It seems that United States and France has struck a deal whereby Washington agreed that two top NATO posts will be given to French generals. None of the members of the Alliance seem to object to that deal. Except Turkey.
France would like to rejoin the military structures of NATO by a simple statement. "France withdrew from the Alliance’s military wing by a simple statement. So all it takes to return is a simple statement," say the French. "It is not that simple," say the Turks. Legally, Turkey’s objection seems a bit questionable. According to a Reuters story, Alliance officials say any decision to rejoin the structures is a decision "for France rather than one requiring a consensus vote by the 26 NATO members." "Nothing prevents a French official to come and sit at a meeting of the military officials," a diplomat familiar with NATO structures told me. But top NATO posts are certainly not distributed by the U.S. and it certainly requires the consent of Alliance members."This is not a legal issue. This is a political issue," said a Turkish official. Apparently, the Turkish government feels a bit na?ve sitting peacefully at a NATO table and being acquiescent to French re-entry, while the latter is so openly obstructing Turkish entry to the European Union.

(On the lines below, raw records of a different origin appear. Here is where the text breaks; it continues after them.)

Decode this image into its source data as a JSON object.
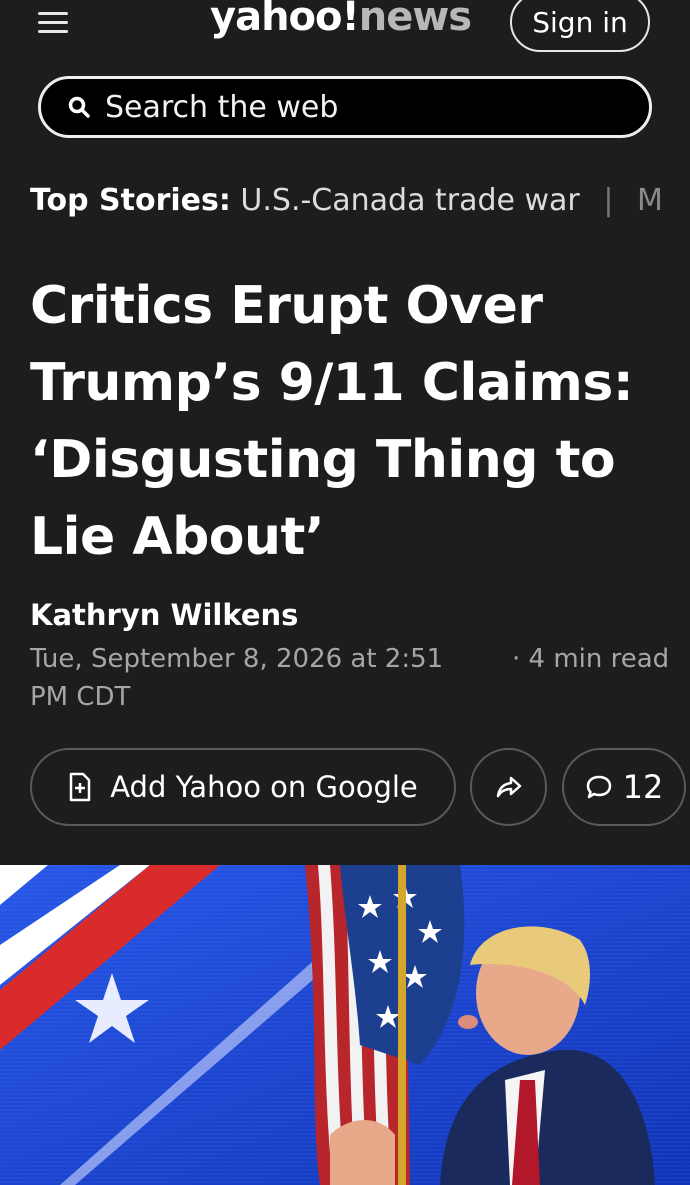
{
  "header": {
    "menu_icon": "hamburger-menu-icon",
    "logo_yahoo": "yahoo!",
    "logo_news": "news",
    "sign_in_label": "Sign in"
  },
  "search": {
    "icon": "search-icon",
    "placeholder": "Search the web"
  },
  "top_stories": {
    "label": "Top Stories:",
    "items": [
      "U.S.-Canada trade war",
      "Mian"
    ]
  },
  "article": {
    "headline": "Critics Erupt Over Trump’s 9/11 Claims: ‘Disgusting Thing to Lie About’",
    "author": "Kathryn Wilkens",
    "date": "Tue, September 8, 2026 at 2:51 PM CDT",
    "read_time": "· 4 min read"
  },
  "actions": {
    "add_google_label": "Add Yahoo on Google",
    "add_google_icon": "add-document-icon",
    "share_icon": "share-arrow-icon",
    "comment_icon": "comment-bubble-icon",
    "comment_count": "12"
  },
  "colors": {
    "background": "#1d1d1d",
    "text": "#ffffff",
    "muted": "#a6a6a6",
    "border": "#5a5a5a"
  }
}
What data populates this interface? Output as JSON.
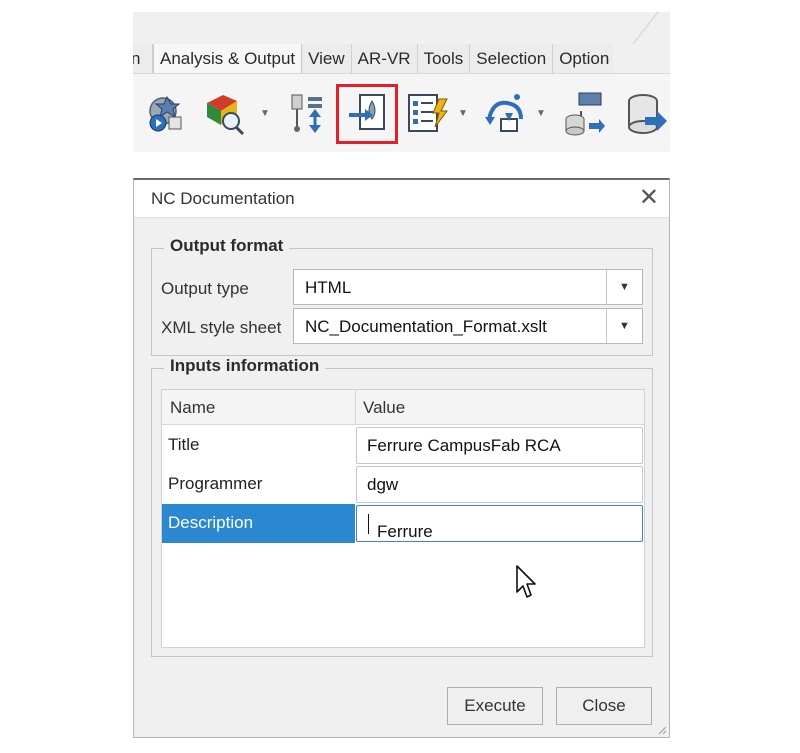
{
  "ribbon": {
    "tabs": [
      "n",
      "Analysis & Output",
      "View",
      "AR-VR",
      "Tools",
      "Selection",
      "Option"
    ],
    "highlight_color": "#e0202a",
    "icons": [
      "simulation-icon",
      "color-analysis-icon",
      "probe-icon",
      "nc-documentation-icon",
      "checklist-icon",
      "postprocess-icon",
      "database-icon",
      "export-icon"
    ]
  },
  "dialog": {
    "title": "NC Documentation",
    "output_format": {
      "legend": "Output format",
      "output_type_label": "Output type",
      "output_type_value": "HTML",
      "style_sheet_label": "XML style sheet",
      "style_sheet_value": "NC_Documentation_Format.xslt"
    },
    "inputs": {
      "legend": "Inputs information",
      "col_name": "Name",
      "col_value": "Value",
      "rows": [
        {
          "name": "Title",
          "value": "Ferrure CampusFab RCA"
        },
        {
          "name": "Programmer",
          "value": "dgw"
        },
        {
          "name": "Description",
          "value": "Ferrure"
        }
      ]
    },
    "execute_label": "Execute",
    "close_label": "Close",
    "selection_color": "#2b88d0"
  }
}
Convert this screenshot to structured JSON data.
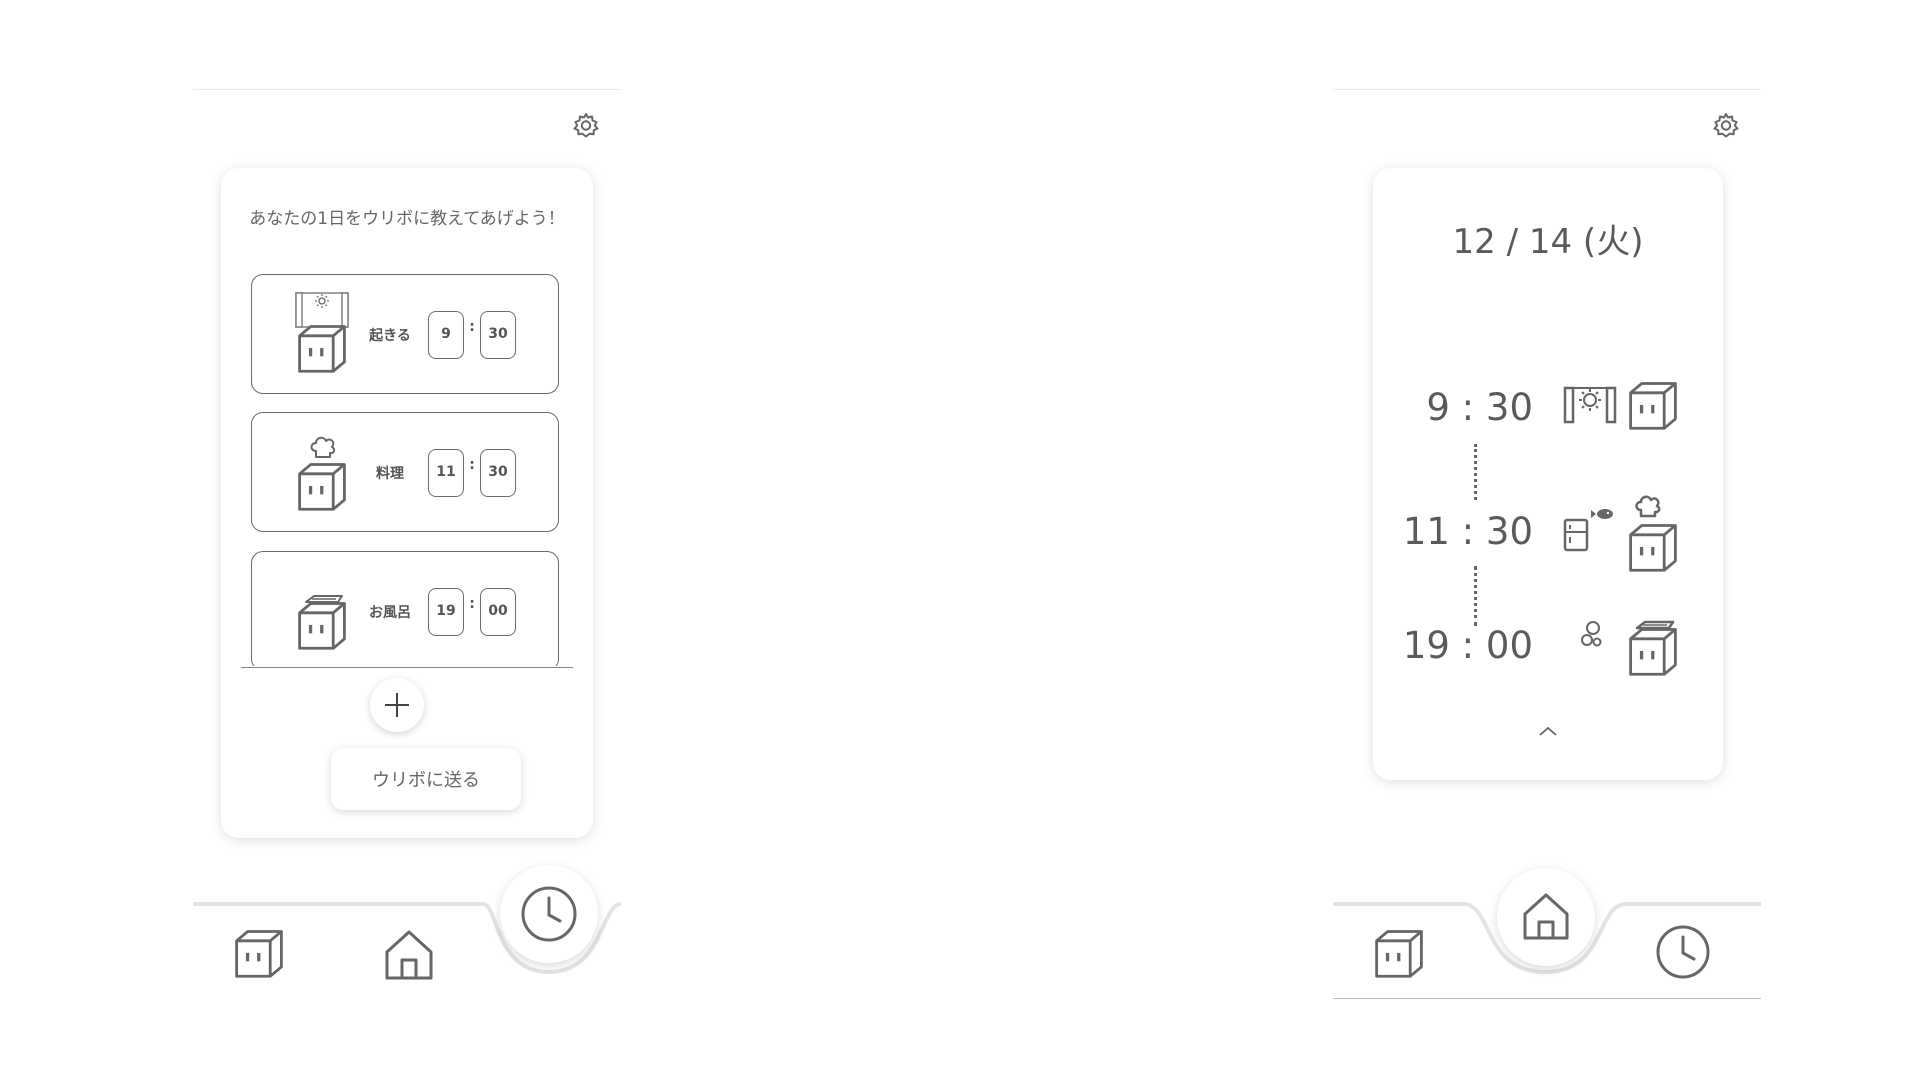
{
  "planner": {
    "prompt": "あなたの1日をウリボに教えてあげよう！",
    "colon": ":",
    "items": [
      {
        "label": "起きる",
        "hour": "9",
        "minute": "30",
        "icon": "wake-up-icon"
      },
      {
        "label": "料理",
        "hour": "11",
        "minute": "30",
        "icon": "cooking-icon"
      },
      {
        "label": "お風呂",
        "hour": "19",
        "minute": "00",
        "icon": "bath-icon"
      }
    ],
    "send_label": "ウリボに送る",
    "active_tab": "schedule"
  },
  "today": {
    "date": "12 / 14 (火)",
    "entries": [
      {
        "time": "9 : 30",
        "icon": "sunrise-window-icon"
      },
      {
        "time": "11 : 30",
        "icon": "fridge-fish-icon"
      },
      {
        "time": "19 : 00",
        "icon": "bubbles-icon"
      }
    ],
    "active_tab": "home"
  },
  "nav": [
    "robot",
    "home",
    "clock"
  ],
  "colors": {
    "stroke": "#666666",
    "text": "#5a5a5a",
    "background": "#ffffff",
    "shadow": "#d0d0d0"
  }
}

Basically, the Turks want a gesture from the French. The expectation is for the French to have a more favorable attitude on opening new chapters at accession talks. Ankara also expects a better understanding of Turkish positions on the contentious issues of European Security and Defense Policy. The fact that Turkey is perceived by the EU countries as obstructing cooperation between the EU and NATO, irks Ankara which believes that the problem actually stems from the fact that the EU has not remained loyal to previously agreed arrangements.
Apparently, the French has not taken up this issue with Turkey on bilateral basis. They have asked for intervention from the Americans. And now the Turks are expecting Washington to mediate. The Turkish bureaucracy is hoping that Washington would rather try to convince the French for some kind of a gesture instead of bluntly telling the Turkish side not to raise a dissenting voice.
The issue will first of all prove to be a test case for the ability of the new US administration to mediate. We will see to what degree the Obama administration would be willing to spend efforts to make a case for the Turks. Because let’s face it; if Washington is not sympathetic to the Turkish case, it will be highly difficult for Turkey to stand up and openly obstruct French re-entry. At least the Turkish administration seems to be unfavorable to a brinkmanship approach.
The issue will also prove to be a test case for the AKP government’s or Prime Minister Recep Tayyip Erdoğan’s style of diplomacy. Will the Prime Minister continue his Kasımpaşa style and call for "eye for an eye" approach or will he endorse a more sophisticated course of action. We’ll stay tuned.